Lake Stevens, WA
Growing up in a good Lutheran family in Anchorage, Alaska, no
one, least of all Anne's high school science teachers, could have imagined she'd end up the poster child for preeclampsia and a champion for an educated, informed pregnancy experience.
Not a quick learner, Anne needed five pregnancies, three emergency surgeries, four ridiculously healthy boys, and a couple slaps upside the head, to realize that while she excelled in conception, she absolutely sucked at delivery.
During the delivery of boy #4, she offered to tie the tubes herself.
After the second near-death experience, she was sent home and put on six weeks of "stroke watch" which she assumed was where one sits around waiting for the seizure to kill you. The doctors, friends, and family patted her on the back and told she was lucky.
She decided to use this position of fortune – not being dead – to do something for the women and families she met along the way, and in 1999 founded the Preeclampsia Foundation which she led until 2005. Since then, she has gone on to found three other nonprofits, including the Microsoft Alumni Foundation.
For better or worse, the preeclampsia poster child moniker
stuck and people had a way of finding her. Soon her list of Facebook friends included hundreds of women with similar near-death experiences, and dozens of families whose mothers weren't so lucky and hadn't survived.
In 2012 she and Jenn Carney formed the Unexpected Project and pooled their combined talent as writers, advocates, pregnancy survivors, and pissed off women, to develop a movement - starting with a documentary about the unacceptable rate of maternal death and near-misses in the USA.
When not commiserating with her fellow survivors about
the failure of the American public health system, Anne spends her time painting, knitting, watching Netflix, playing Angry Birds, and writing the great American novel. She's a huge fan of the band Vantage, the Northwest Boy Choir, Oxford University rowing, and random acts of baking.

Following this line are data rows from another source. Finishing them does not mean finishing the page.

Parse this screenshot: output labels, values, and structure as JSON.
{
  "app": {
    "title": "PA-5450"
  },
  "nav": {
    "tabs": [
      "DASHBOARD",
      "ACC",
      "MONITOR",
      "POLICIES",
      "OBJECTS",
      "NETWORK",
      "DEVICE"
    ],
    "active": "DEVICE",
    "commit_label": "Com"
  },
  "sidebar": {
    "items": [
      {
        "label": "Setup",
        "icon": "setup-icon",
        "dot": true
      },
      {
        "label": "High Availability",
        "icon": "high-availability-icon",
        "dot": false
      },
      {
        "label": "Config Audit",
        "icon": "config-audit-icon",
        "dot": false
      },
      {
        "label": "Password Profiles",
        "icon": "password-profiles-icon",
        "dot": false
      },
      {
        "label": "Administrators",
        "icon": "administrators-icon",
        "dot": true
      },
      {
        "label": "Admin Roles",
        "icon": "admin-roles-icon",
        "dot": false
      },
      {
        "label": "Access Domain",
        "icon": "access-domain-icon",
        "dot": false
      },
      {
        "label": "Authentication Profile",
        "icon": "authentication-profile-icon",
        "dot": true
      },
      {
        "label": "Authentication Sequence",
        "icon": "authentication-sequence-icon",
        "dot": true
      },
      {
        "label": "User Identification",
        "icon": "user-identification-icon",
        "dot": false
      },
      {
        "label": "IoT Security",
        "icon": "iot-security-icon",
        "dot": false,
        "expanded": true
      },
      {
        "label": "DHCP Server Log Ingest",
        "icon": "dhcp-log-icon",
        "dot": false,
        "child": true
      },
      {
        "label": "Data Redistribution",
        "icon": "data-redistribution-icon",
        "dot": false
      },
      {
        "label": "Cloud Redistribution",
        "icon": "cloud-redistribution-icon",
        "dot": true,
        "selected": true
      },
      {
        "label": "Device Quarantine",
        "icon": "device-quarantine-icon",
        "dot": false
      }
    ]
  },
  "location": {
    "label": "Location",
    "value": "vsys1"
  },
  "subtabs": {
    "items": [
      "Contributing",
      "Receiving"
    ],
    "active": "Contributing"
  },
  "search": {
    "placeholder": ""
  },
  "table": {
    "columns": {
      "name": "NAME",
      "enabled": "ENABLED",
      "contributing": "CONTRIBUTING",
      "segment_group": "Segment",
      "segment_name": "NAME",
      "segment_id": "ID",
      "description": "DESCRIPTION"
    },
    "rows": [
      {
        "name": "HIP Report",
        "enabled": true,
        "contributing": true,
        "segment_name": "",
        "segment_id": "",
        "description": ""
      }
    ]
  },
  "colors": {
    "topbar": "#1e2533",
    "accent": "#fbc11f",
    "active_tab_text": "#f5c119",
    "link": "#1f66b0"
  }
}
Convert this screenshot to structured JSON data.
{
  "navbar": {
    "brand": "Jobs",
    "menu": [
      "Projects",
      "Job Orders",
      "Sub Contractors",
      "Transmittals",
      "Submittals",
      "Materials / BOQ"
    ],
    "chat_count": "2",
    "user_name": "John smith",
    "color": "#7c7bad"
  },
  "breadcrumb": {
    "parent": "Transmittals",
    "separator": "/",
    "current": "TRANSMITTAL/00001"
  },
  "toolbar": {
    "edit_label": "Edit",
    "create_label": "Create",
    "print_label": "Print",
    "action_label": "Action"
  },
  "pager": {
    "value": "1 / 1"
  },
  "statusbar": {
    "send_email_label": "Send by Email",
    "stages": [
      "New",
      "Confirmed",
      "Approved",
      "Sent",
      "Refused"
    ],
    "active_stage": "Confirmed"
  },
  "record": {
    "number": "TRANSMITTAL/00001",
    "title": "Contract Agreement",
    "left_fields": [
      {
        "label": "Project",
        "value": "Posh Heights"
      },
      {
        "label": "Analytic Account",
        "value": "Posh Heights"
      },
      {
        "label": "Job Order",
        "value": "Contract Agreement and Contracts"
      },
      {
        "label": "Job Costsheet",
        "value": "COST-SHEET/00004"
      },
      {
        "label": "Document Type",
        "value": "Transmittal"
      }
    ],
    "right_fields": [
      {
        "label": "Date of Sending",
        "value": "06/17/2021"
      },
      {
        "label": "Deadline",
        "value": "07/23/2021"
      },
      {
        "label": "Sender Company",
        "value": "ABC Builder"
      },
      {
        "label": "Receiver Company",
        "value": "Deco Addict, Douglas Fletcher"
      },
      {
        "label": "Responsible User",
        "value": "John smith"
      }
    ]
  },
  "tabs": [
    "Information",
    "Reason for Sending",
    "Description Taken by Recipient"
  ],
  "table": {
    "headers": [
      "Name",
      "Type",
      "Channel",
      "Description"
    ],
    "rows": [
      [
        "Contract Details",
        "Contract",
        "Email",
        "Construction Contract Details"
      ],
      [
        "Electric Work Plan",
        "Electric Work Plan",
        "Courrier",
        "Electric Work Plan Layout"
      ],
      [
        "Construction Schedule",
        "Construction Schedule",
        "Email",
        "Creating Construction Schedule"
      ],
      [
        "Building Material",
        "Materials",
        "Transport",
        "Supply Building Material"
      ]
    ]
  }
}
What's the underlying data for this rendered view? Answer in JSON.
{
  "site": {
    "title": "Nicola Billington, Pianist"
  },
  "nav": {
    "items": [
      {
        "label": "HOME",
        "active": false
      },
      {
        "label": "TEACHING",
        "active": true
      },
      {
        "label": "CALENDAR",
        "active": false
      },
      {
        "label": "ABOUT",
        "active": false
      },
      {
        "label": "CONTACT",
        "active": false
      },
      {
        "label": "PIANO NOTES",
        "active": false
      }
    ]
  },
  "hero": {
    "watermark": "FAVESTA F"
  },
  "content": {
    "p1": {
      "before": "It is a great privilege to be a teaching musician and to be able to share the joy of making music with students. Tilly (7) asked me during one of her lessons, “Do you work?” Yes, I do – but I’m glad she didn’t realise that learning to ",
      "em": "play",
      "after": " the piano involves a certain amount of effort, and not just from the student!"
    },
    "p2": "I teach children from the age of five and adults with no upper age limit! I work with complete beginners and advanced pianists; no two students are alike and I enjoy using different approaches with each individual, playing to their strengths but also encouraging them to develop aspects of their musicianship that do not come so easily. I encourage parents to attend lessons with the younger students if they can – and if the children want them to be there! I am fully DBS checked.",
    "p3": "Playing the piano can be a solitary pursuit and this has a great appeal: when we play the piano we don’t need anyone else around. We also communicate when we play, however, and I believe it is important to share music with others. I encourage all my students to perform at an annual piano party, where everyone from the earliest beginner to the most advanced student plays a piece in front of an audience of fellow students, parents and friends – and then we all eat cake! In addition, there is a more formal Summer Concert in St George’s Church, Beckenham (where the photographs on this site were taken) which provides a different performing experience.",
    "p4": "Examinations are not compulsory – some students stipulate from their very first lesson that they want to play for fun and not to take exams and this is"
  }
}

When pushed, and to her husband Steve's horror, she will burst into a rousing rendition of "Um Ya Ya" – her St. Olaf College fight song – anytime, anywhere, and shamelessly bribes her kids for cuddles now that they are too "big" to offer them freely.